CNBC reports that Bank of America's wholesale banking boss Brian Moynihan is said to have made an 'emergency trip' to Merrill Lynch's London offices a few days back in order to attempt to 'stem a possible flood of defections of investment bankers'. The list of bankers thought to be on the edge include Andrea Orcel, the firm's top European banker.
City Minister Lord Myners told the House of Commons Treasury Committee Tuesday that Royal Bank of Scotland's board 'bent over backwards' to give former CEO Sir Fred Goodwin a decent pension.
The Wall Street Journal reports that, according to unnamed 'people familiar with the situation', executives at Citi and Morgan Stanley are now discussing increasing the pay of certain senior empoyees and top revenue earners, as a way of sidestepping the US government's bonus restrictions on firms which have taken TARP funding.
The furore over the $165m in bonuses AIG is contractually obliged to pay staff at its Financial Products Group (the unit that basically brought down the firm) reached fever pitch over the last couple of days.
Bank of America has lost its legal fight to prevent New York State Attorney General Andrew Cuomo from publicly releasing the names of the 200 Merrill Lynch staff who bagged the biggest bonuses for their toils in 2008.
Here's Wednesday testimony by Mr. Edward M. Liddy, Chairman and Chief Executive Officer, American International Group before the House Financial Services Subcommittee on Capital Markets, Insurance and Government-sponsored Enterprises:
AIG CEO Edward Liddy (you know, the guy who's working for $1-a-year, and who came in to protect the US taxpayer and sort out the mess) was hauled before a House of Representatives subcommittee Wednesday. His pleas for understanding that the $165m paid in retention bonuses to a group of staff tasked with unwinding $2.7 trillion in complex securities, however, fell mostly on deaf ears.
This one speaks for itself.
The AIG bonus debate has got really, hot. But below it an interesting letter written a couple of day back by firm CEO Edward Liddy to US Treasury Secretary Tim Geithner.
As a US judge ponders the request by New York State Attorney General Andrew Cuomo to publicly release the names of Merrill Lynch's top 200 2008 bonus earners, Here Is The City can exclusively reveal the names of several more of those bankers.
Here's Fortune's current Top 10 and some other interesting rankings.

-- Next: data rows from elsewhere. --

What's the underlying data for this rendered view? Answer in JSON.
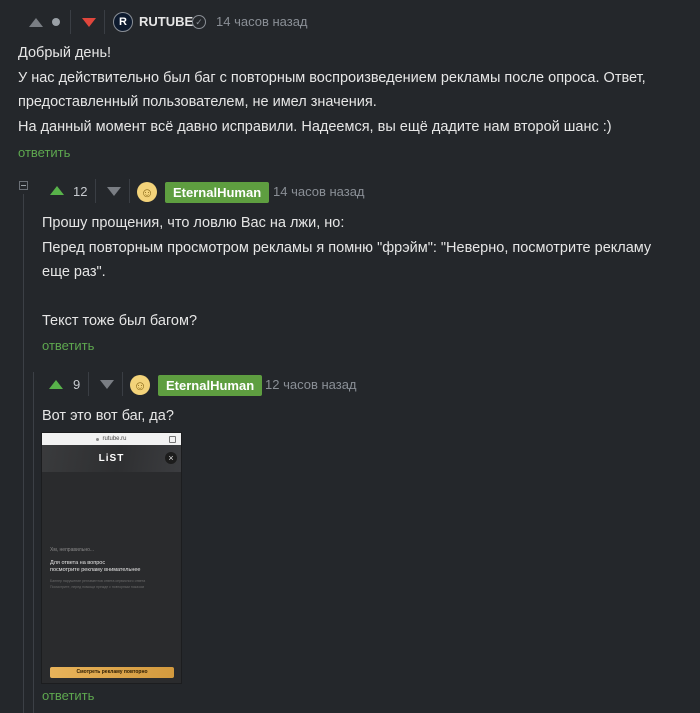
{
  "comment1": {
    "author": "RUTUBE",
    "avatar_letter": "R",
    "time": "14 часов назад",
    "lines": [
      "Добрый день!",
      "У нас действительно был баг с повторным воспроизведением рекламы после опроса. Ответ,",
      "предоставленный пользователем, не имел значения.",
      "На данный момент всё давно исправили. Надеемся, вы ещё дадите нам второй шанс :)"
    ],
    "reply_label": "ответить"
  },
  "comment2": {
    "rating": "12",
    "author": "EternalHuman",
    "time": "14 часов назад",
    "lines": [
      "Прошу прощения, что ловлю Вас на лжи, но:",
      "Перед повторным просмотром рекламы я помню \"фрэйм\": \"Неверно, посмотрите рекламу",
      "еще раз\".",
      "",
      "Текст тоже был багом?"
    ],
    "reply_label": "ответить"
  },
  "comment3": {
    "rating": "9",
    "author": "EternalHuman",
    "time": "12 часов назад",
    "text": "Вот это вот баг, да?",
    "reply_label": "ответить",
    "screenshot": {
      "url": "rutube.ru",
      "logo": "LiST",
      "close": "×",
      "small_text": "Хм, неправильно...",
      "answer_line1": "Для ответа на вопрос",
      "answer_line2": "посмотрите рекламу внимательнее",
      "hint_line1": "Баннер нарушение регламентов ответа сервисного ответа",
      "hint_line2": "Посмотрите, перед помощи прежде с повторным показом",
      "button": "Смотреть рекламу повторно"
    }
  },
  "colors": {
    "background": "#24272b",
    "author_badge": "#5e9e40",
    "reply": "#5ea84f",
    "upvote": "#58b24a",
    "downvote": "#e0463c"
  }
}
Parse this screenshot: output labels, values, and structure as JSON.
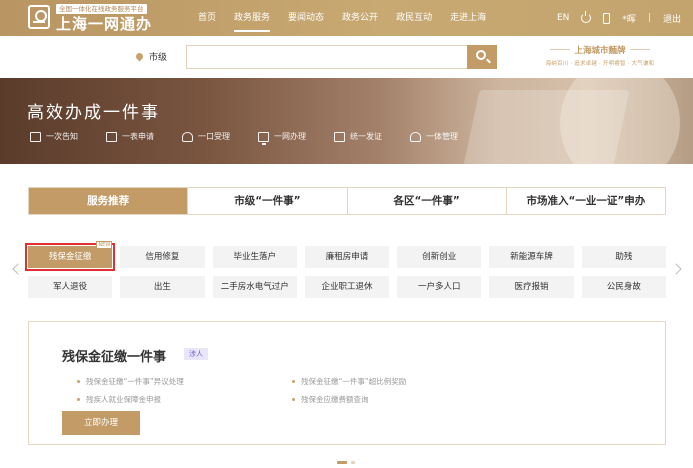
{
  "colors": {
    "brand": "#c29b66",
    "selected_outline": "#e03030",
    "tag_bg": "#e9e6fb",
    "tag_text": "#6d63c9"
  },
  "header": {
    "logo_tag": "全国一体化在线政务服务平台",
    "logo_title": "上海一网通办",
    "nav": [
      "首页",
      "政务服务",
      "要闻动态",
      "政务公开",
      "政民互动",
      "走进上海"
    ],
    "active_nav": "政务服务",
    "lang": "EN",
    "user": "*晖",
    "logout": "退出",
    "separator": "|"
  },
  "search": {
    "location": "市级",
    "placeholder": "",
    "brand_title": "上海城市麵牌",
    "brand_subtitle": "海纳百川 · 追求卓越 · 开明睿智 · 大气谦和"
  },
  "banner": {
    "title": "高效办成一件事",
    "steps": [
      {
        "icon": "envelope-icon",
        "label": "一次告知"
      },
      {
        "icon": "form-icon",
        "label": "一表申请"
      },
      {
        "icon": "user-icon",
        "label": "一口受理"
      },
      {
        "icon": "monitor-icon",
        "label": "一网办理"
      },
      {
        "icon": "certificate-icon",
        "label": "统一发证"
      },
      {
        "icon": "manage-icon",
        "label": "一体管理"
      }
    ]
  },
  "tabs": [
    "服务推荐",
    "市级“一件事”",
    "各区“一件事”",
    "市场准入“一业一证”申办"
  ],
  "active_tab": 0,
  "items": [
    "残保金征缴",
    "信用修复",
    "毕业生落户",
    "廉租房申请",
    "创新创业",
    "新能源车牌",
    "助残",
    "军人退役",
    "出生",
    "二手房水电气过户",
    "企业职工退休",
    "一户多人口",
    "医疗报销",
    "公民身故"
  ],
  "selected_item": 0,
  "selected_badge": "NEW",
  "detail": {
    "title": "残保金征缴一件事",
    "tag": "涉人",
    "links": [
      "残保金征缴“一件事”异议处理",
      "残保金征缴“一件事”超比例奖励",
      "残疾人就业保障金申报",
      "残保金应缴费额查询"
    ],
    "button": "立即办理"
  },
  "pager": {
    "active": 0,
    "total": 2
  }
}
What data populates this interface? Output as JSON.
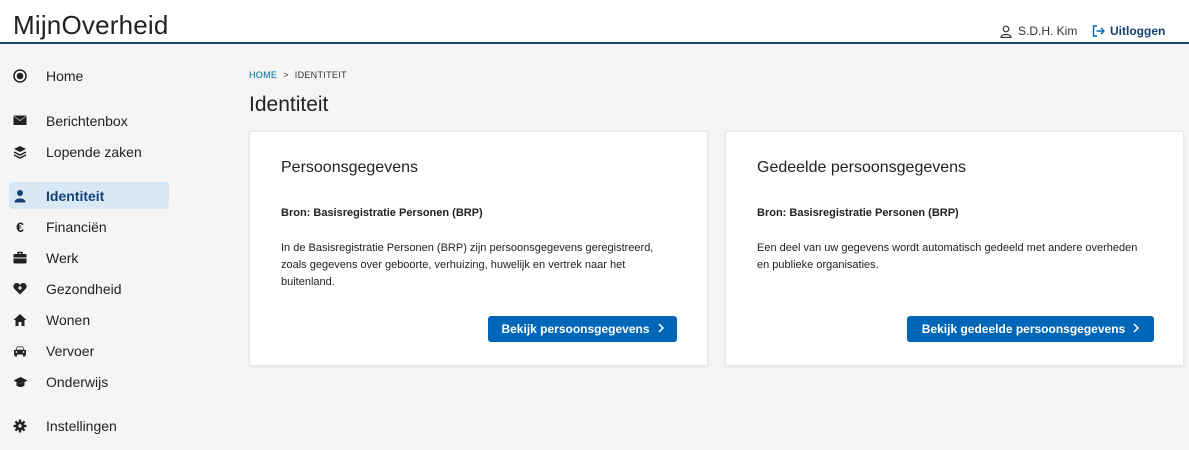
{
  "header": {
    "logo": "MijnOverheid",
    "user_name": "S.D.H. Kim",
    "logout_label": "Uitloggen"
  },
  "sidebar": {
    "items": [
      {
        "label": "Home",
        "icon": "home-circle-icon"
      },
      {
        "label": "Berichtenbox",
        "icon": "envelope-icon"
      },
      {
        "label": "Lopende zaken",
        "icon": "layers-icon"
      },
      {
        "label": "Identiteit",
        "icon": "person-icon",
        "active": true
      },
      {
        "label": "Financiën",
        "icon": "euro-icon"
      },
      {
        "label": "Werk",
        "icon": "briefcase-icon"
      },
      {
        "label": "Gezondheid",
        "icon": "heart-icon"
      },
      {
        "label": "Wonen",
        "icon": "house-icon"
      },
      {
        "label": "Vervoer",
        "icon": "car-icon"
      },
      {
        "label": "Onderwijs",
        "icon": "graduation-cap-icon"
      },
      {
        "label": "Instellingen",
        "icon": "gear-icon"
      }
    ]
  },
  "breadcrumb": {
    "home": "HOME",
    "separator": ">",
    "current": "IDENTITEIT"
  },
  "page_title": "Identiteit",
  "cards": [
    {
      "title": "Persoonsgegevens",
      "source": "Bron: Basisregistratie Personen (BRP)",
      "description_lines": [
        "In de Basisregistratie Personen (BRP) zijn persoonsgegevens geregistreerd,",
        "zoals gegevens over geboorte, verhuizing, huwelijk en vertrek naar het",
        "buitenland."
      ],
      "button_label": "Bekijk persoonsgegevens"
    },
    {
      "title": "Gedeelde persoonsgegevens",
      "source": "Bron: Basisregistratie Personen (BRP)",
      "description_lines": [
        "Een deel van uw gegevens wordt automatisch gedeeld met andere overheden",
        "en publieke organisaties."
      ],
      "button_label": "Bekijk gedeelde persoonsgegevens"
    }
  ],
  "colors": {
    "brand": "#154273",
    "button": "#0067b8",
    "active_nav": "#d9e8f5",
    "link": "#01689b"
  }
}
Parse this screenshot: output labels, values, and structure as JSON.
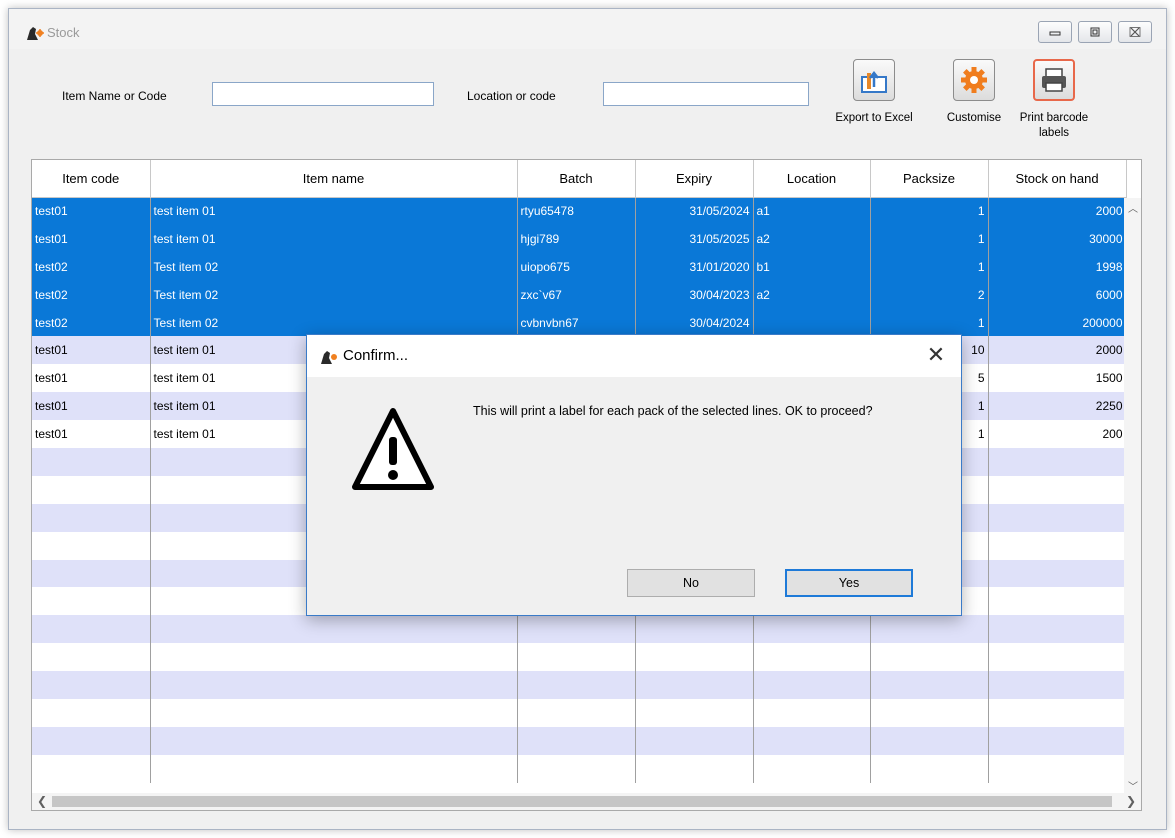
{
  "window": {
    "title": "Stock"
  },
  "filters": {
    "item_label": "Item Name or Code",
    "item_value": "",
    "location_label": "Location or code",
    "location_value": ""
  },
  "toolbar": {
    "export_label": "Export to Excel",
    "customise_label": "Customise",
    "print_label_1": "Print barcode",
    "print_label_2": "labels"
  },
  "table": {
    "columns": [
      "Item code",
      "Item name",
      "Batch",
      "Expiry",
      "Location",
      "Packsize",
      "Stock on hand"
    ],
    "rows": [
      {
        "code": "test01",
        "name": "test item 01",
        "batch": "rtyu65478",
        "expiry": "31/05/2024",
        "location": "a1",
        "packsize": "1",
        "soh": "2000",
        "selected": true
      },
      {
        "code": "test01",
        "name": "test item 01",
        "batch": "hjgi789",
        "expiry": "31/05/2025",
        "location": "a2",
        "packsize": "1",
        "soh": "30000",
        "selected": true
      },
      {
        "code": "test02",
        "name": "Test item 02",
        "batch": "uiopo675",
        "expiry": "31/01/2020",
        "location": "b1",
        "packsize": "1",
        "soh": "1998",
        "selected": true
      },
      {
        "code": "test02",
        "name": "Test item 02",
        "batch": "zxc`v67",
        "expiry": "30/04/2023",
        "location": "a2",
        "packsize": "2",
        "soh": "6000",
        "selected": true
      },
      {
        "code": "test02",
        "name": "Test item 02",
        "batch": "cvbnvbn67",
        "expiry": "30/04/2024",
        "location": "",
        "packsize": "1",
        "soh": "200000",
        "selected": true
      },
      {
        "code": "test01",
        "name": "test item 01",
        "batch": "",
        "expiry": "",
        "location": "",
        "packsize": "10",
        "soh": "2000",
        "selected": false
      },
      {
        "code": "test01",
        "name": "test item 01",
        "batch": "",
        "expiry": "",
        "location": "",
        "packsize": "5",
        "soh": "1500",
        "selected": false
      },
      {
        "code": "test01",
        "name": "test item 01",
        "batch": "",
        "expiry": "",
        "location": "",
        "packsize": "1",
        "soh": "2250",
        "selected": false
      },
      {
        "code": "test01",
        "name": "test item 01",
        "batch": "",
        "expiry": "",
        "location": "",
        "packsize": "1",
        "soh": "200",
        "selected": false
      }
    ]
  },
  "dialog": {
    "title": "Confirm...",
    "message": "This will print a label for each pack of the selected lines. OK to proceed?",
    "no_label": "No",
    "yes_label": "Yes"
  },
  "icons": {
    "app": "app-logo-icon",
    "export": "export-excel-icon",
    "customise": "gear-icon",
    "print": "printer-icon",
    "warning": "warning-triangle-icon"
  },
  "colors": {
    "selection": "#0a78d7",
    "row_alt": "#dfe1f9",
    "customise_icon": "#f07d1e",
    "print_icon": "#e8684a",
    "export_icon": "#3578c8"
  }
}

Groupon CEO Andrew Mason was handed a pink slip Thursday, fired after the company reported disappointing fourth-quarter results along with a dim outlook.
Bloomberg Contributing Editor Bill Cohan examines Goldman Sachs' yearly exercise of cutting 5% of its workforce.